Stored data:
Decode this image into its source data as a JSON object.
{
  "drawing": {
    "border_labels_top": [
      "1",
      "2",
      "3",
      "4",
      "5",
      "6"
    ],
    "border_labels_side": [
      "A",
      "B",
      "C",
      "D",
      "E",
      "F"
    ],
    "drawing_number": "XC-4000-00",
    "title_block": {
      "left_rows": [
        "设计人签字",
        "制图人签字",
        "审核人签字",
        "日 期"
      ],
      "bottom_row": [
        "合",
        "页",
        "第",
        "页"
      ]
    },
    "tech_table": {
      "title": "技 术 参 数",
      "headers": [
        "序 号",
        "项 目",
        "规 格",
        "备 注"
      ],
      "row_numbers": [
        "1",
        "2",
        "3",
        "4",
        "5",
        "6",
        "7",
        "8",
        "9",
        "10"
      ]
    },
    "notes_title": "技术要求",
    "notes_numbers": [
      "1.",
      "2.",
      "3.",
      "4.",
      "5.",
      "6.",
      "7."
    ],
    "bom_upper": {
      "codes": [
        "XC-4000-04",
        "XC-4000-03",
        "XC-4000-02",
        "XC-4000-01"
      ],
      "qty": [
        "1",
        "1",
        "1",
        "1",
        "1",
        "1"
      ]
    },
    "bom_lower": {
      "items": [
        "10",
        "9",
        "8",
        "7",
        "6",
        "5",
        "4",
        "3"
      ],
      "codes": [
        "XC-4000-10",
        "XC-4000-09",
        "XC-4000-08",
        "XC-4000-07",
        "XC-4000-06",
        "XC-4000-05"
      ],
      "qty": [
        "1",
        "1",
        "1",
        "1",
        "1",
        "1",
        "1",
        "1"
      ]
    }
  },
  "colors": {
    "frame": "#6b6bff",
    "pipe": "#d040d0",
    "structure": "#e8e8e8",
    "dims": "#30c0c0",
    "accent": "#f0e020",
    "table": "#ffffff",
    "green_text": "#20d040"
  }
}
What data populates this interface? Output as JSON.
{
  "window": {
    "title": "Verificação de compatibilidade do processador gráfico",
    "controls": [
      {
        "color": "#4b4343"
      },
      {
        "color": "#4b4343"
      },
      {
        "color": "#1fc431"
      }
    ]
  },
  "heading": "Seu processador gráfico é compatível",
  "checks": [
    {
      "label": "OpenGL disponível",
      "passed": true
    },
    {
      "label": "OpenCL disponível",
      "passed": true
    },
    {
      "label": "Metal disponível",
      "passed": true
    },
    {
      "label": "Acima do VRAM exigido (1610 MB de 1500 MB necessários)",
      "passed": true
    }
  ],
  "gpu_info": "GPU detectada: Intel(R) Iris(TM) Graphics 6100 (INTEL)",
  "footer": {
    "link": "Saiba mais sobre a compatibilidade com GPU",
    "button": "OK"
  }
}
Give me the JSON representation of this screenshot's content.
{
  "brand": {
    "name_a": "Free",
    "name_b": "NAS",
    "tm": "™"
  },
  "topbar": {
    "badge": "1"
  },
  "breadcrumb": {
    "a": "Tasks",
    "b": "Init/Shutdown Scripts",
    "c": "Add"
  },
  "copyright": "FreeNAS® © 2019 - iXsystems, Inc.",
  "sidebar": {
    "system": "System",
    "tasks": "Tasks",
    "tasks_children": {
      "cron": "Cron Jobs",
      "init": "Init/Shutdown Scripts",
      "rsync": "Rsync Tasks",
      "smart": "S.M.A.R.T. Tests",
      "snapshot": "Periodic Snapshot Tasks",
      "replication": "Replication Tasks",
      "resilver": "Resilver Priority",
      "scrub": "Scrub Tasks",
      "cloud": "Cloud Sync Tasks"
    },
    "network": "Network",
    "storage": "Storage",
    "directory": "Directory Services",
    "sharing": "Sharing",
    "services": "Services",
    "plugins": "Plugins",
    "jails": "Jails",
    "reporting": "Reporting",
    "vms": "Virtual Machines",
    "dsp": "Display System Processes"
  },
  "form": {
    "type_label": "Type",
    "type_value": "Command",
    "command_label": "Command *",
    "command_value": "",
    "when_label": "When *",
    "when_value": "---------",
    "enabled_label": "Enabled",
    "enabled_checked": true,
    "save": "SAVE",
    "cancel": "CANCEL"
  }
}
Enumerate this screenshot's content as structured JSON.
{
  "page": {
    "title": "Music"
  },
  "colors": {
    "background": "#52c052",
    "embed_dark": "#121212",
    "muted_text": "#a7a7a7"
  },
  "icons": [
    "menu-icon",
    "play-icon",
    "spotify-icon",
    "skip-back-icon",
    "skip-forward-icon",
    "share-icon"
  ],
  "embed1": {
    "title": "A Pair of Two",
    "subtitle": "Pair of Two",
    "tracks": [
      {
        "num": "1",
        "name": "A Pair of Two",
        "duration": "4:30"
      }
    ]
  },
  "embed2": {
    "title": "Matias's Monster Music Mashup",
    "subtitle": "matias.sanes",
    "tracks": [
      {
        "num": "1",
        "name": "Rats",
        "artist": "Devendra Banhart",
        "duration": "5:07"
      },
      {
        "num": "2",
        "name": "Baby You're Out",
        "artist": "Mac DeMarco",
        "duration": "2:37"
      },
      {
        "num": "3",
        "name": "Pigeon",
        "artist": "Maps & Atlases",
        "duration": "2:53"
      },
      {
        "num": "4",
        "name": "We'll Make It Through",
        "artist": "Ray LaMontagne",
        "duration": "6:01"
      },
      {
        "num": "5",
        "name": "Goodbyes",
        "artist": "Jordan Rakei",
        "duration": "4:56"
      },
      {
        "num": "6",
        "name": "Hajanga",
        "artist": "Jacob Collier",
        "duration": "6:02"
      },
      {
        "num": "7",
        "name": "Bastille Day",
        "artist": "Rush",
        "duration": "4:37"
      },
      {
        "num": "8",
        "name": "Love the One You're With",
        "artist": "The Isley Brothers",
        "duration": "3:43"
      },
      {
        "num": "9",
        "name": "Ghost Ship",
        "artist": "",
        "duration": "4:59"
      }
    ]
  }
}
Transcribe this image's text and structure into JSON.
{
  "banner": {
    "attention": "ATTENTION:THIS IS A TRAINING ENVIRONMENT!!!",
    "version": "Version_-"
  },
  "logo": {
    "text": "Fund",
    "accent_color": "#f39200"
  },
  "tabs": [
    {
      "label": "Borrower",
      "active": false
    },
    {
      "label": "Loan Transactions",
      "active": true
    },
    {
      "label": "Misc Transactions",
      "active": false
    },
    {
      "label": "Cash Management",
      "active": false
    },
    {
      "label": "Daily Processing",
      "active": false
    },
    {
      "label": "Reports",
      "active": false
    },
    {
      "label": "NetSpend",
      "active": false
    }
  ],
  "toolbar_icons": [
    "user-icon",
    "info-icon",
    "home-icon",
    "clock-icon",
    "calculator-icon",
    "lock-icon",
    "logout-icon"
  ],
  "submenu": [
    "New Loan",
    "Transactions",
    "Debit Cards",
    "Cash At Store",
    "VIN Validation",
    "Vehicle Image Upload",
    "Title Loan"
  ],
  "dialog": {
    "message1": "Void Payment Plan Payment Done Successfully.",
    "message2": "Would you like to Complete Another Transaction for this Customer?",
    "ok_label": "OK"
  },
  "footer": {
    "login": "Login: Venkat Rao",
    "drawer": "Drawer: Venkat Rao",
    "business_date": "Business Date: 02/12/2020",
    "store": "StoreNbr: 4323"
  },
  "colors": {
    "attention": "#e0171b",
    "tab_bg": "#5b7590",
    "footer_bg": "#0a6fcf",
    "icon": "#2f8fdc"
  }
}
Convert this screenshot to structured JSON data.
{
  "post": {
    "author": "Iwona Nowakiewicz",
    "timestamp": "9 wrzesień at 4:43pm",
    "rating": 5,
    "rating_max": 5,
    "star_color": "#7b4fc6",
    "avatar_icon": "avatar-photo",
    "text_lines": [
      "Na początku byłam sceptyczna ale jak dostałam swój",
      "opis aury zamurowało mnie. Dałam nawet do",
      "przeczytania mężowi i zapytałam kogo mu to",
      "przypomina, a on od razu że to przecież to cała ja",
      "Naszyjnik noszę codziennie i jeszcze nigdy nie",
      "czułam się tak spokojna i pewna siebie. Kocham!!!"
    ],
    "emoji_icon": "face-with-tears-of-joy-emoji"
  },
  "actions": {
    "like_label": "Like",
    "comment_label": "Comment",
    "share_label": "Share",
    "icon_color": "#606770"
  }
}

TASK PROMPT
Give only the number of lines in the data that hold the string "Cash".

SOLUTION
2